Task statement =>
Only the number is needed. Please count the lines below in which the word "Hardware" occurs.

[Dataset rows describing interfaces]
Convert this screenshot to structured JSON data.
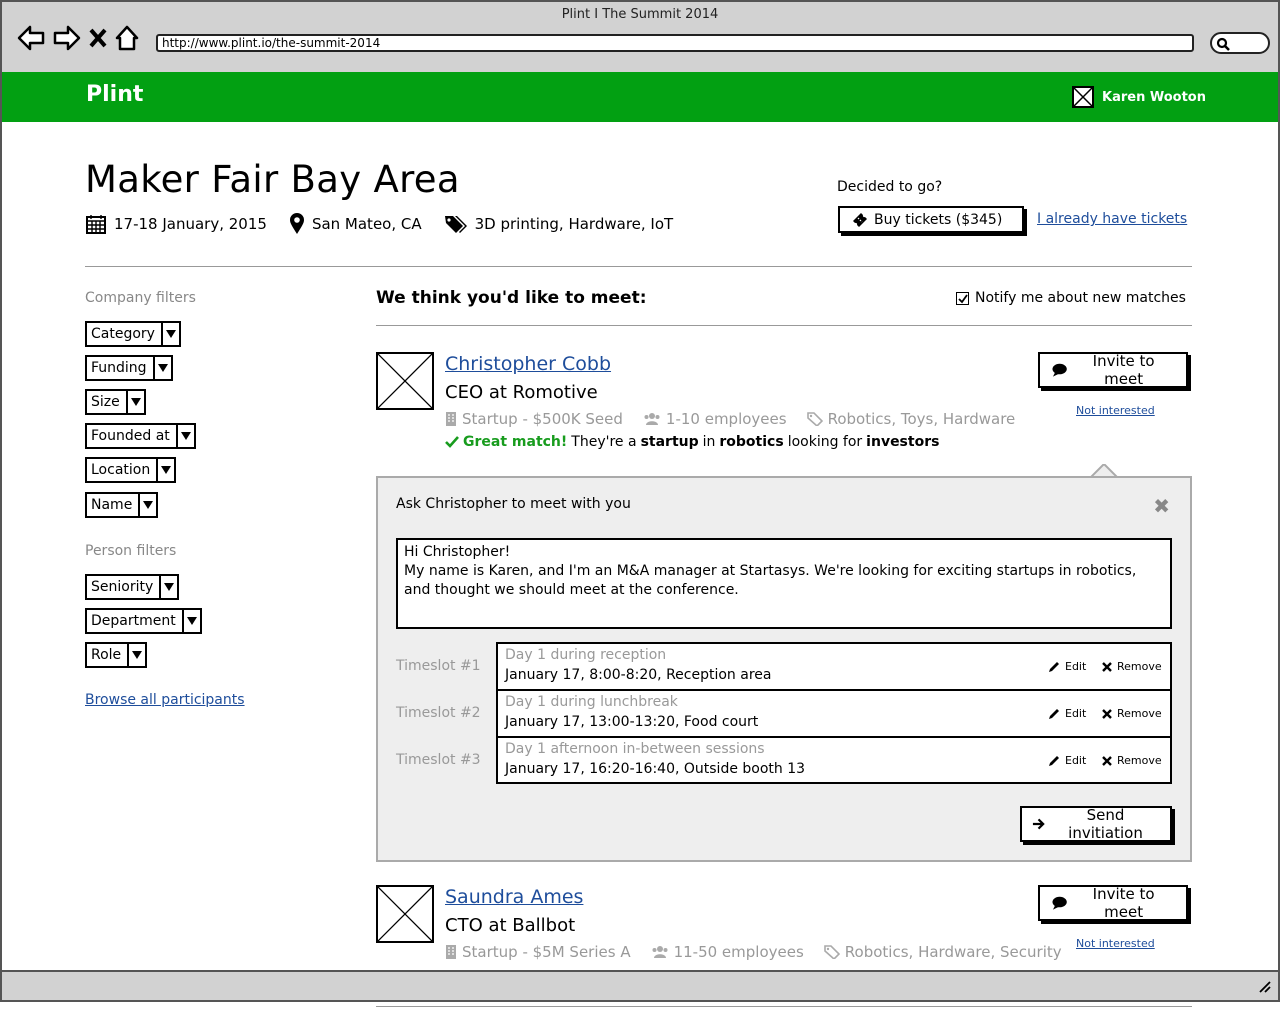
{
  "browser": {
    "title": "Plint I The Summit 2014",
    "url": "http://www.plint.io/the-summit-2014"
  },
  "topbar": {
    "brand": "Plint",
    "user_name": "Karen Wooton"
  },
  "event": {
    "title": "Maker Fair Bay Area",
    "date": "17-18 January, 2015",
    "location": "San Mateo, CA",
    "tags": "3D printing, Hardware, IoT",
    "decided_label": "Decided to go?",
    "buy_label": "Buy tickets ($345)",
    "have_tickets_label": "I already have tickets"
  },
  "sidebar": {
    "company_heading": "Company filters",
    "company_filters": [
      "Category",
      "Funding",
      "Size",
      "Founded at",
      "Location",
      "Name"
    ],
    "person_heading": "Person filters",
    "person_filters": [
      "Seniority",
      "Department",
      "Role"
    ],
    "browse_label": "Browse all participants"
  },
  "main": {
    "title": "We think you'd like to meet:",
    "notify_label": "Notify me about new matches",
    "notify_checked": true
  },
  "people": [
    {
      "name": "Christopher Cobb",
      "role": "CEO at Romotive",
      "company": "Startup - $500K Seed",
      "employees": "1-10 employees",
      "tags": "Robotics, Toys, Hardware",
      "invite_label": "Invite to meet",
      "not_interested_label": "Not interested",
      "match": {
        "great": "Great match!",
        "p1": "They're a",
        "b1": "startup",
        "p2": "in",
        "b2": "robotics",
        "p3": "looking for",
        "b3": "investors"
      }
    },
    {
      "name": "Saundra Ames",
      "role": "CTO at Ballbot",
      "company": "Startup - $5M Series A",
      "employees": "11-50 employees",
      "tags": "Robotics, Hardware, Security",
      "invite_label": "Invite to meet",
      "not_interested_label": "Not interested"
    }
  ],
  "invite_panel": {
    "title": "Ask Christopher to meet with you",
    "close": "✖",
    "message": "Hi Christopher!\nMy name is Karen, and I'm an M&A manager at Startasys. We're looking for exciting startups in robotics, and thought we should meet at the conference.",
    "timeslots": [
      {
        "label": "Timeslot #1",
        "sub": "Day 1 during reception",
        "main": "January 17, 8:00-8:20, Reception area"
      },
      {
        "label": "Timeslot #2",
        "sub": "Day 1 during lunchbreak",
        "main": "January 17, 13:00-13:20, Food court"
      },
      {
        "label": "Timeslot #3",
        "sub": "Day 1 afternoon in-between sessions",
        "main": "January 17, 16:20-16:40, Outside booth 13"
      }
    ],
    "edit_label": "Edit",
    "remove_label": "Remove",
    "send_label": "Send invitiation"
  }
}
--
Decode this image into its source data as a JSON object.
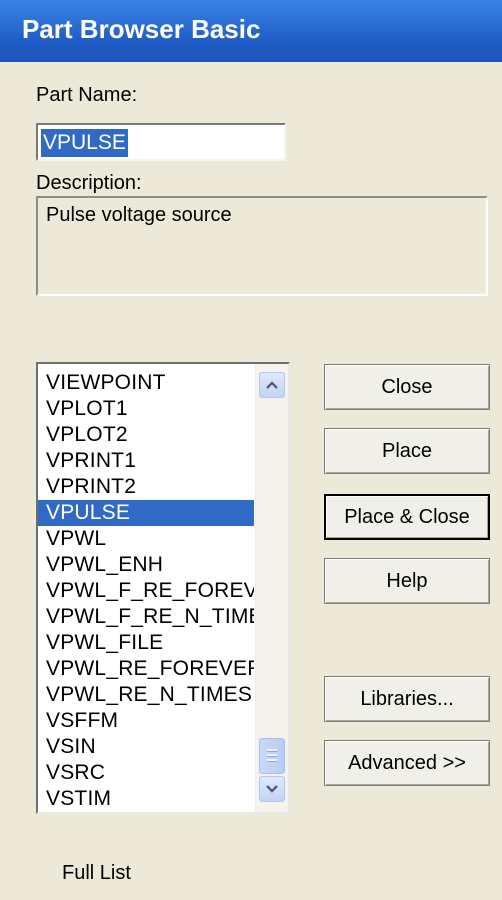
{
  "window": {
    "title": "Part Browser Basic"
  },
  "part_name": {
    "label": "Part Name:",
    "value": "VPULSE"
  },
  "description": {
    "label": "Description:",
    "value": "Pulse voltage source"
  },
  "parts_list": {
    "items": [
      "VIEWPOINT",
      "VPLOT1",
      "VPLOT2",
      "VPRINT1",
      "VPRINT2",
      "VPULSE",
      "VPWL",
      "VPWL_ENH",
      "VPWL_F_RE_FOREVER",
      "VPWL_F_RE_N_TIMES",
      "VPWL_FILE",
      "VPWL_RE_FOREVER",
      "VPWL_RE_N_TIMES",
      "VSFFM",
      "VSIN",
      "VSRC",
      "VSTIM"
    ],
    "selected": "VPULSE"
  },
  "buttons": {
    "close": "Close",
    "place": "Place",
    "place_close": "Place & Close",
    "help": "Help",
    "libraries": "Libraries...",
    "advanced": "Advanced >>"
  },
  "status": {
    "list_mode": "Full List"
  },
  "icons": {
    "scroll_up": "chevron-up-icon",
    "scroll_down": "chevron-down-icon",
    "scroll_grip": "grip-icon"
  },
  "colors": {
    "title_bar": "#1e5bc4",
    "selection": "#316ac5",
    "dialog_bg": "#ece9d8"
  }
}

Task output =>
3